Archive for Teaching

The Show Must (Not) Go On?

You might think this is satire from a “fake news” site but it isn’t–a Long Island elementary school in the Elwood school district has canceled a kindergarten play because they are “responsible for preparing children for college and career with valuable lifelong skills…”

Elwood Kindergarten Play Canceled

Another letter references the unusually high number of missed school days due to snow. Elwood, like the district in which I live, has half day kindergarten. So, morning kindergarten was likely canceled when there were delays. Although missed days in excess of allotted snow days are made up–kindergarten days missed due to delays are not.

However, the reference to “college and career” readiness implies a connection with the demands of the Common Core. Do the administrators at Elwood genuinely believe that a few days spent preparing and performing a school play in kindergarten will affect little Ava’s ability to succeed in college and find a high-paying job? Or are they scared that Brayden will bomb the state tests in third grade because his demanding rehearsal schedule distracted him from test prep? Or are they using these children as pawns to protest the requirements tied to implementation of the Common Core in New York?

Does anyone really believe that a five year old’s time is better spent bubbling in more scantrons?

Whatever is going on in Elwood, this is a sad day in early childhood education.

Social Networking for Learning


My latest edition of Ed Magazine (the Harvard Graduate School of Education publication) has an interesting article: Thanks for the Add. Now Help Me with My Homework.

The topic is whether or not social networking sites help students–not only with valuable tech and social skills but also with learning more traditional material as well.

Usually when we hear about the Internet and students, it involves CyberBullying, embarassments, or predators. But, as Blanding points out, there’s a lot of potential for savvy parents and educators to use social media as a teaching tool. Like any other tool, there is a potential for abuse.

The article discusses using messaging tools to discuss assignments, video and audio streaming to share events and ideas, and networking sites to connect with other students. I saw no mention of Twitter, which I think could also be a huge boon to class discussions, student journalists, and students surveying people for tips and quotes.

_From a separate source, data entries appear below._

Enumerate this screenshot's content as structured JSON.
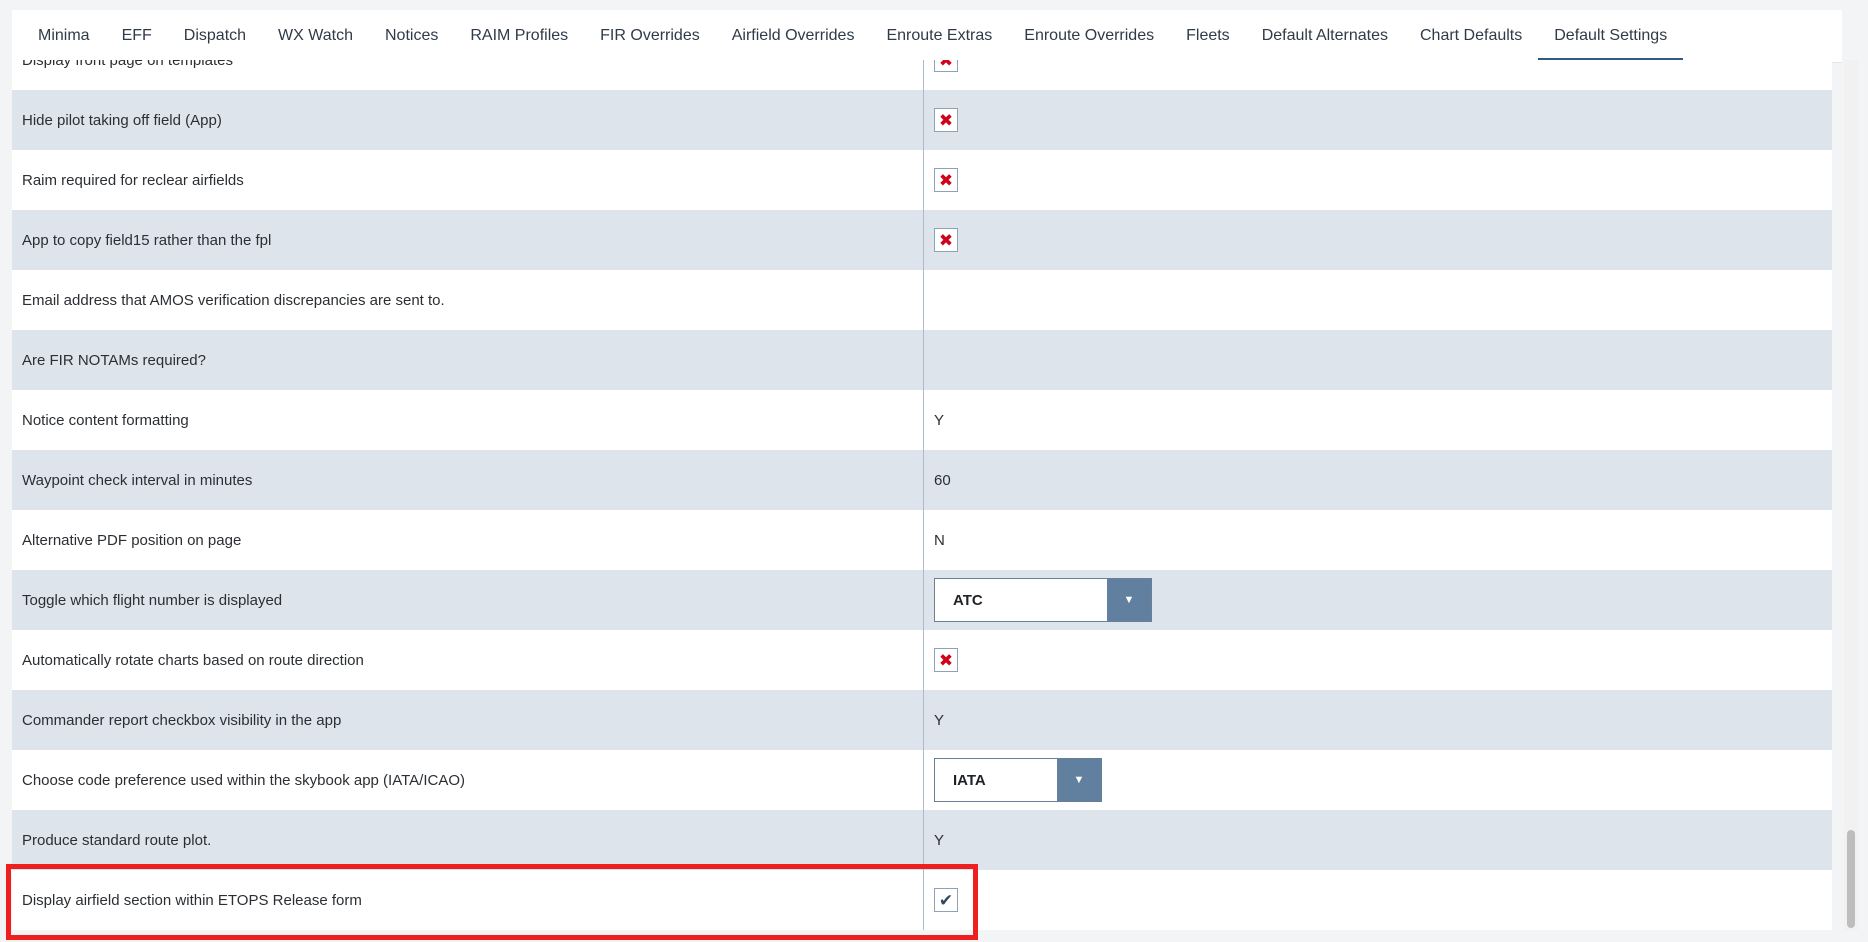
{
  "tabs": [
    {
      "label": "Minima",
      "active": false
    },
    {
      "label": "EFF",
      "active": false
    },
    {
      "label": "Dispatch",
      "active": false
    },
    {
      "label": "WX Watch",
      "active": false
    },
    {
      "label": "Notices",
      "active": false
    },
    {
      "label": "RAIM Profiles",
      "active": false
    },
    {
      "label": "FIR Overrides",
      "active": false
    },
    {
      "label": "Airfield Overrides",
      "active": false
    },
    {
      "label": "Enroute Extras",
      "active": false
    },
    {
      "label": "Enroute Overrides",
      "active": false
    },
    {
      "label": "Fleets",
      "active": false
    },
    {
      "label": "Default Alternates",
      "active": false
    },
    {
      "label": "Chart Defaults",
      "active": false
    },
    {
      "label": "Default Settings",
      "active": true
    }
  ],
  "settings": {
    "rows": [
      {
        "label": "Display front page on templates",
        "type": "checkbox",
        "checked": false
      },
      {
        "label": "Hide pilot taking off field (App)",
        "type": "checkbox",
        "checked": false
      },
      {
        "label": "Raim required for reclear airfields",
        "type": "checkbox",
        "checked": false
      },
      {
        "label": "App to copy field15 rather than the fpl",
        "type": "checkbox",
        "checked": false
      },
      {
        "label": "Email address that AMOS verification discrepancies are sent to.",
        "type": "text",
        "value": ""
      },
      {
        "label": "Are FIR NOTAMs required?",
        "type": "text",
        "value": ""
      },
      {
        "label": "Notice content formatting",
        "type": "text",
        "value": "Y"
      },
      {
        "label": "Waypoint check interval in minutes",
        "type": "text",
        "value": "60"
      },
      {
        "label": "Alternative PDF position on page",
        "type": "text",
        "value": "N"
      },
      {
        "label": "Toggle which flight number is displayed",
        "type": "select",
        "value": "ATC"
      },
      {
        "label": "Automatically rotate charts based on route direction",
        "type": "checkbox",
        "checked": false
      },
      {
        "label": "Commander report checkbox visibility in the app",
        "type": "text",
        "value": "Y"
      },
      {
        "label": "Choose code preference used within the skybook app (IATA/ICAO)",
        "type": "select",
        "value": "IATA"
      },
      {
        "label": "Produce standard route plot.",
        "type": "text",
        "value": "Y"
      },
      {
        "label": "Display airfield section within ETOPS Release form",
        "type": "checkbox",
        "checked": true
      }
    ]
  },
  "colors": {
    "active_tab_underline": "#2f5b82",
    "row_alt_background": "#dde4ec",
    "unchecked_mark": "#d0021b",
    "checked_mark": "#2f4b63",
    "select_button": "#61809f",
    "highlight_border": "#f01f1f"
  },
  "icons": {
    "unchecked": "close-x-icon",
    "checked": "checkmark-icon",
    "dropdown": "caret-down-icon"
  }
}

The tech geek in me is excited about the possibilities.

The former classroom teacher in me is concerned about responsibilites. If a teacher assigns students to survey people on twitter, post a documentary video, or create a facebook cause page, what happens if one of the connections made is a bad one?

This is not a new problem, teaching authentically involves getting students to think outside of the classroom box. However, as with many issues, the Internet has a way of magnifying them. Having kids bring a class project to the lunchroom, open school night, or the community center also has risks, but those risks are easier to manage.

Have you or your kids engaged in any educational projects using social networking? Do you like this idea?

Photo credit: Tongue Out on Flickr